But Wallace Stegner is a great talent; his writing is exquisite and yet down to earth. His recollections (if these are indeed semi-autobiographical) are warm without being too repulsively wishy-washy. The topic of conversation between the Morgans and the Langs, as they grow old and stretch their writerly bowstrings, each with different degrees of talent and success, frequently turns to the idea of how to write a good novel without the frills of a normal plot with its highs and lows and climaxes; Stegner seems to be existentially saluting this goal in writing the book, and by investing our time and attention with it we are made to salute with him. The characters are there to be their unremarkable selves and to live within the book, not to carry the plot or serve as a foil for another, and you are drawn into this ring of characters as if you yourself were a good friend of theirs. Bravo, Stegner. You did it. Whether or not these folks are based on your own life and friends, you have transformed my sympathy for them through your talented prose, and I will remember their thoughts and care for their well-being as if I knew them.(less)
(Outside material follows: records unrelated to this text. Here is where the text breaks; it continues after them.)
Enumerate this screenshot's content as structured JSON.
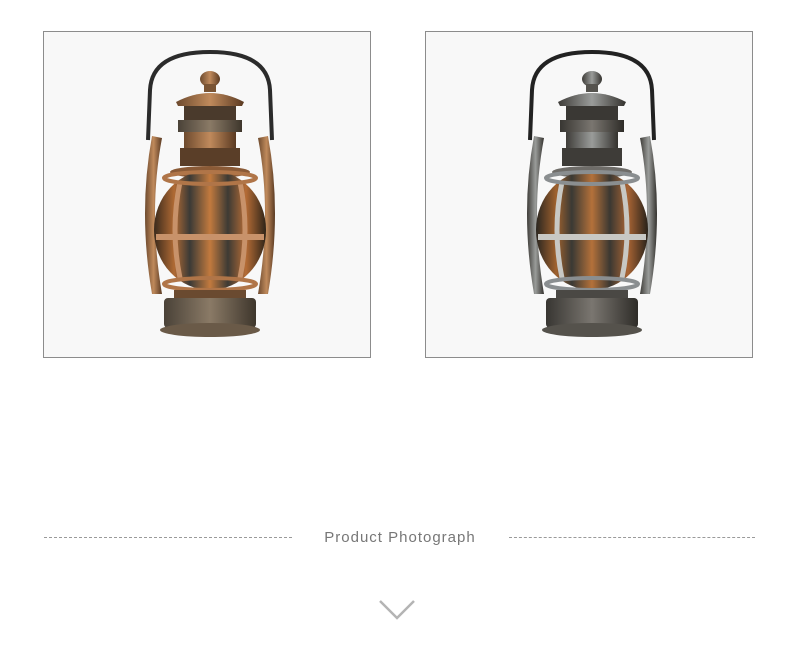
{
  "images": [
    {
      "name": "lantern-copper-photo",
      "finish": "copper",
      "metal_color": "#b07548",
      "dark_color": "#5a3820",
      "handle_color": "#2b2b2b",
      "base_color": "#5c5448"
    },
    {
      "name": "lantern-silver-photo",
      "finish": "silver",
      "metal_color": "#8a8e90",
      "dark_color": "#3e3c38",
      "handle_color": "#222222",
      "base_color": "#4a4844"
    }
  ],
  "section": {
    "title": "Product Photograph"
  },
  "icons": {
    "scroll_down": "chevron-down-icon"
  }
}
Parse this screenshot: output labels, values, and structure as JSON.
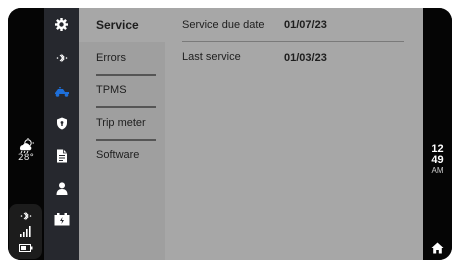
{
  "weather": {
    "icon": "rain-cloud-icon",
    "temperature": "28°"
  },
  "status": {
    "bluetooth_icon": "bluetooth-icon",
    "signal_icon": "signal-icon",
    "battery_icon": "battery-icon"
  },
  "sidebar_icons": [
    "settings-icon",
    "bluetooth-icon",
    "scooter-icon",
    "shield-icon",
    "document-icon",
    "user-icon",
    "battery-card-icon"
  ],
  "menu": {
    "items": [
      {
        "label": "Service",
        "active": true
      },
      {
        "label": "Errors"
      },
      {
        "label": "TPMS"
      },
      {
        "label": "Trip meter"
      },
      {
        "label": "Software"
      }
    ]
  },
  "service": {
    "rows": [
      {
        "label": "Service due date",
        "value": "01/07/23"
      },
      {
        "label": "Last service",
        "value": "01/03/23"
      }
    ]
  },
  "clock": {
    "hour": "12",
    "minute": "49",
    "ampm": "AM"
  },
  "colors": {
    "accent": "#1e6fd9",
    "sidebar_bg": "#26282e",
    "panel_bg": "#a7a7a7"
  }
}
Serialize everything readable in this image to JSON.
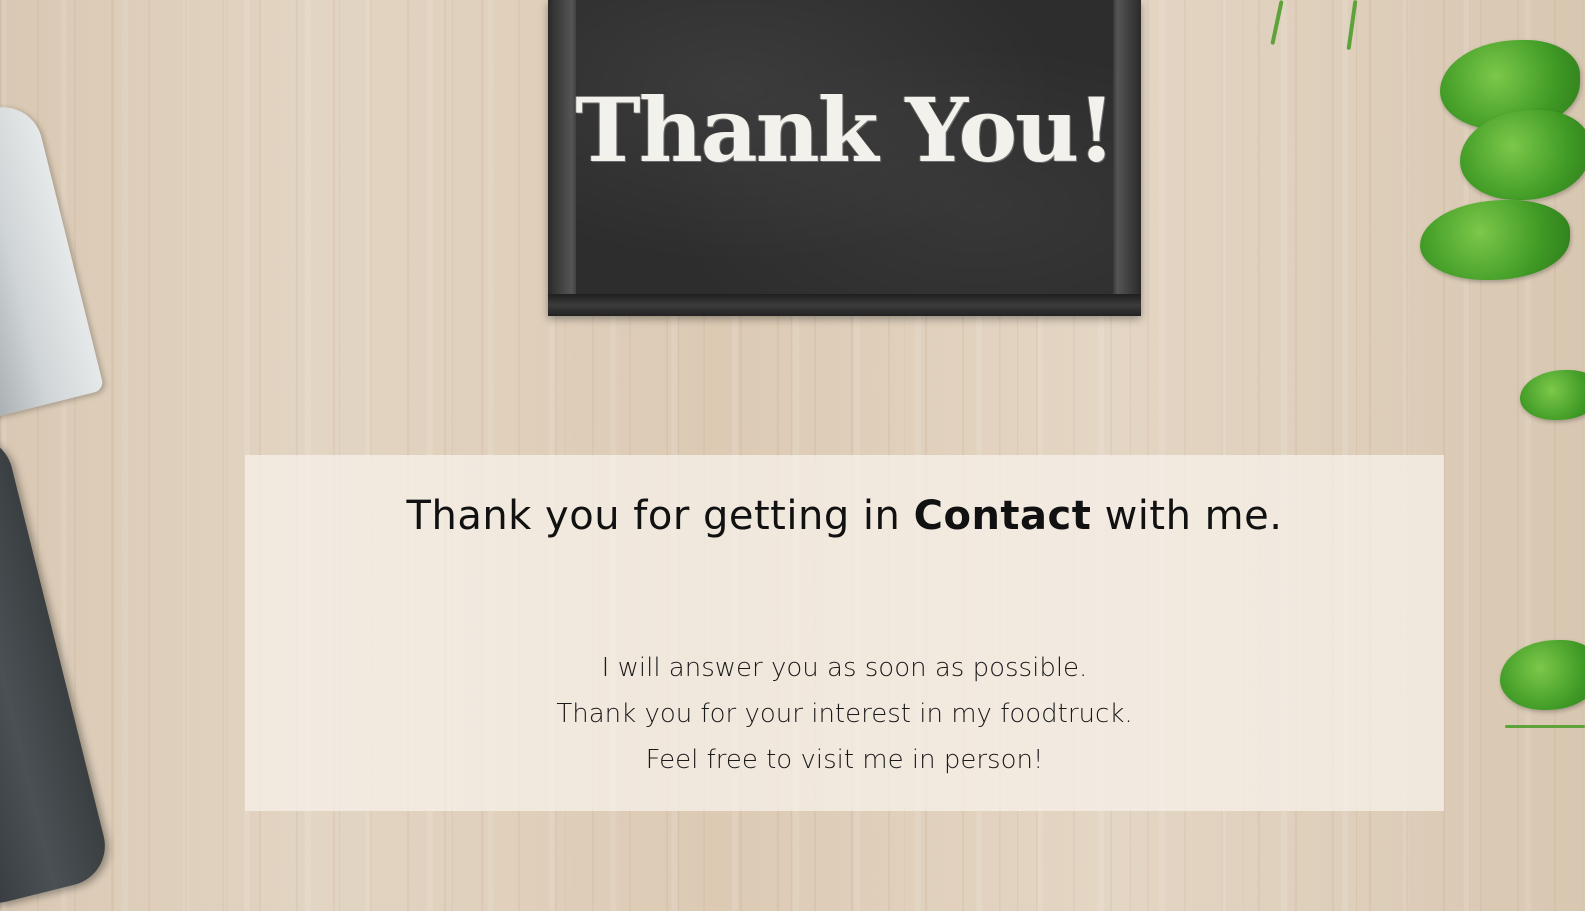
{
  "hero": {
    "chalkboard_text": "Thank You!"
  },
  "message": {
    "heading_before": "Thank you for getting in",
    "heading_emphasis": "Contact",
    "heading_after": "with me.",
    "lines": [
      "I will answer you as soon as possible.",
      "Thank you for your interest in my foodtruck.",
      "Feel free to visit me in person!"
    ]
  }
}
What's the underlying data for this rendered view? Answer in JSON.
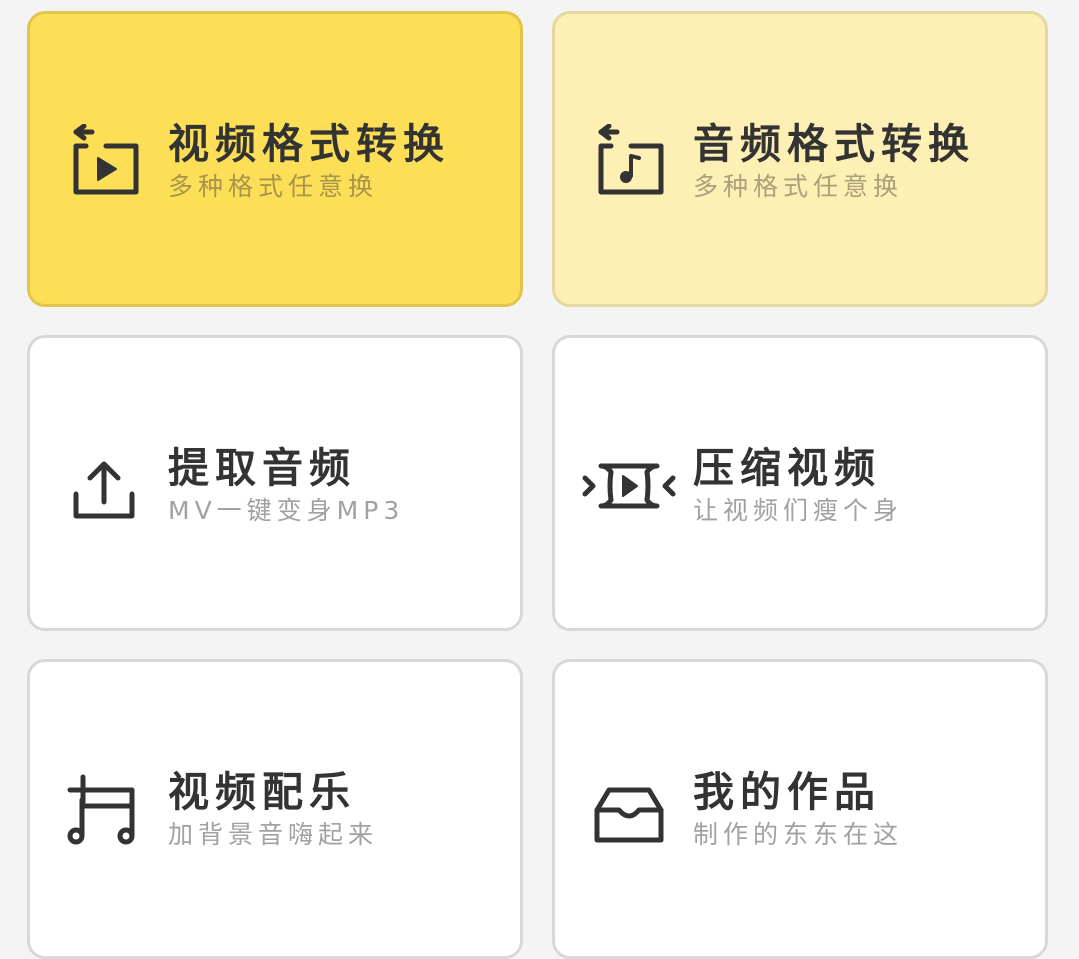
{
  "colors": {
    "background": "#f4f4f4",
    "primary_card": "#fddf57",
    "secondary_card": "#feefb4",
    "card": "#ffffff",
    "text": "#333333",
    "subtext": "#a1a1a1"
  },
  "cards": [
    {
      "icon": "video-convert-icon",
      "title": "视频格式转换",
      "subtitle": "多种格式任意换"
    },
    {
      "icon": "audio-convert-icon",
      "title": "音频格式转换",
      "subtitle": "多种格式任意换"
    },
    {
      "icon": "upload-icon",
      "title": "提取音频",
      "subtitle": "MV一键变身MP3"
    },
    {
      "icon": "compress-video-icon",
      "title": "压缩视频",
      "subtitle": "让视频们瘦个身"
    },
    {
      "icon": "music-add-icon",
      "title": "视频配乐",
      "subtitle": "加背景音嗨起来"
    },
    {
      "icon": "inbox-icon",
      "title": "我的作品",
      "subtitle": "制作的东东在这"
    }
  ]
}
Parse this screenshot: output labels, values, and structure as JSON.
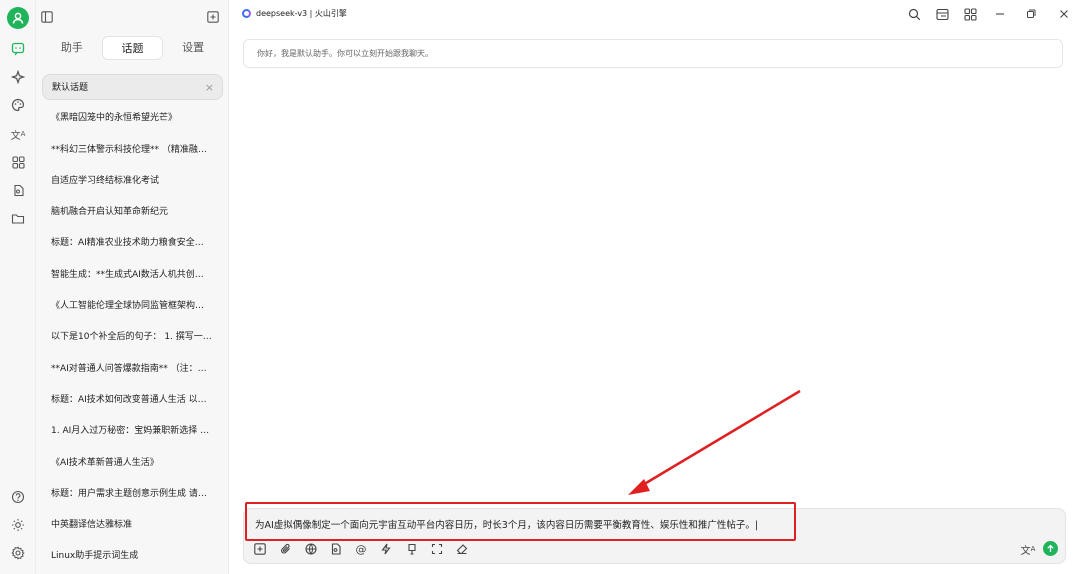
{
  "window": {
    "model_label": "deepseek-v3 | 火山引擎"
  },
  "sidebar": {
    "tabs": [
      "助手",
      "话题",
      "设置"
    ],
    "active_tab": "话题",
    "topics": [
      "默认话题",
      "《黑暗囚笼中的永恒希望光芒》",
      "**科幻三体警示科技伦理** （精准融…",
      "自适应学习终结标准化考试",
      "脑机融合开启认知革命新纪元",
      "标题：AI精准农业技术助力粮食安全…",
      "智能生成：**生成式AI数活人机共创…",
      "《人工智能伦理全球协同监管框架构…",
      "以下是10个补全后的句子：  1. 撰写一…",
      "**AI对普通人问答爆款指南** （注：…",
      "标题：AI技术如何改变普通人生活 以…",
      "1. AI月入过万秘密：宝妈兼职新选择 …",
      "《AI技术革新普通人生活》",
      "标题：用户需求主题创意示例生成 请…",
      "中英翻译信达雅标准",
      "Linux助手提示词生成"
    ]
  },
  "chat": {
    "greeting": "你好，我是默认助手。你可以立刻开始跟我聊天。"
  },
  "input": {
    "value": "为AI虚拟偶像制定一个面向元宇宙互动平台内容日历，时长3个月，该内容日历需要平衡教育性、娱乐性和推广性帖子。|"
  },
  "colors": {
    "accent": "#1fb35a",
    "highlight": "#e02020",
    "brand_blue": "#3b6ef6"
  }
}
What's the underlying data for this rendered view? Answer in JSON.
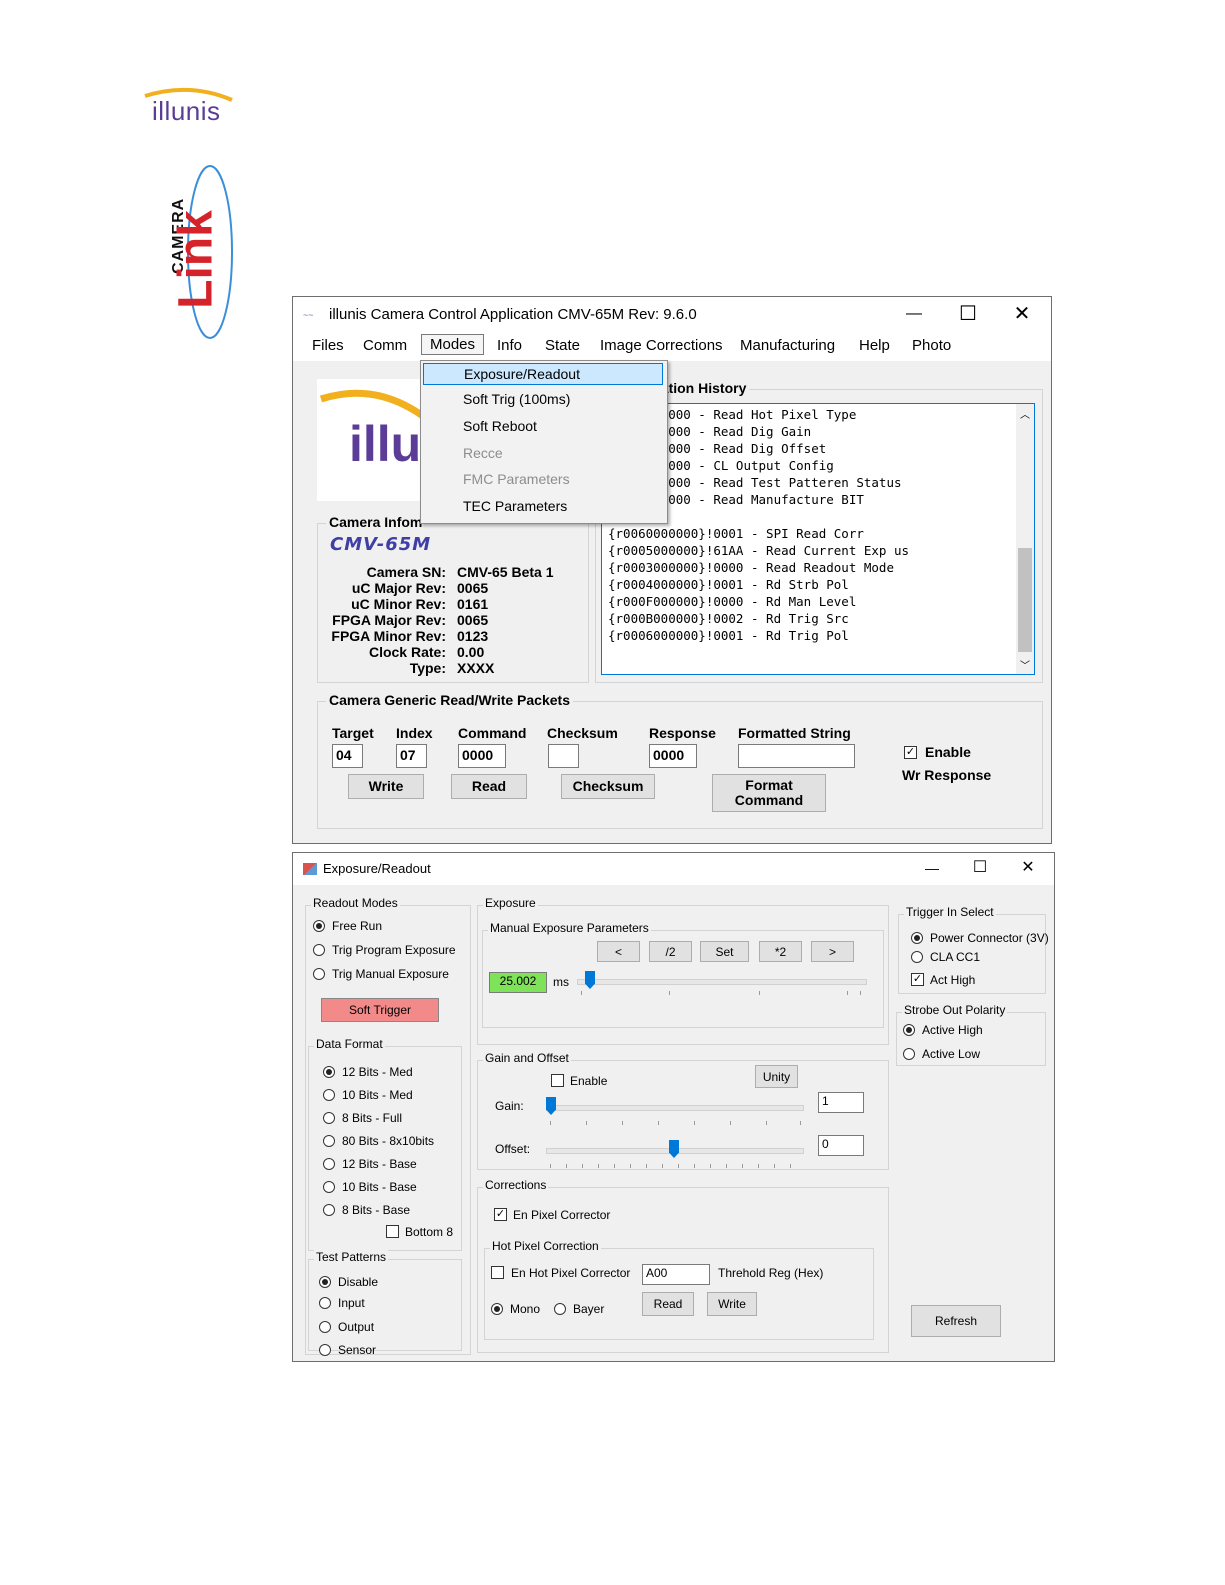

As I re-read this book at age 26, I'm realizing how much of a profound effect it had on my life at age 13. I've always struggled with the question of...moreAs I re-read this book at age 26, I'm realizing how much of a profound effect it had on my life at age 13. I've always struggled with the question of which book changed my life, but rereading this now, I think I have an answer. The aura of mystery surrounding the idea of parallel worlds is certainly something to light a candle to. But apart from that fascinating seed of an idea, I think I was also affected by the characters in the book, several of which possess a strength and dignity that however uncomplicated and shallow, however out of touch with reality, left a strong impression on me. Pullman has crafted a world that is rich with not just good and evil, but mixed blessings and intentions in the powers that be. There's the obvious and hotly-debated implications around the representations of the Church, but most of that plot is in the background, at least in this second volume. Here, Pullman focuses on character, and some of these characters wield their sense of purpose and honor so deftly, so like an instrument or weapon, that he may as well have written The Book of Five Rings for the YA-fantasy genre. At least that's what I took away from the book as I read it at age 13, and although now I can understand and even agree with much of the criticism about this series, I can't overlook the fact that it helped teach me how to wield my dignity as a human being like a samurai sword--or a subtle knife--and that with such a weapon as a sharply defined purpose and sense of honor, you can open worlds, see the powers of authority for what they are, and achieve the impossible.(less)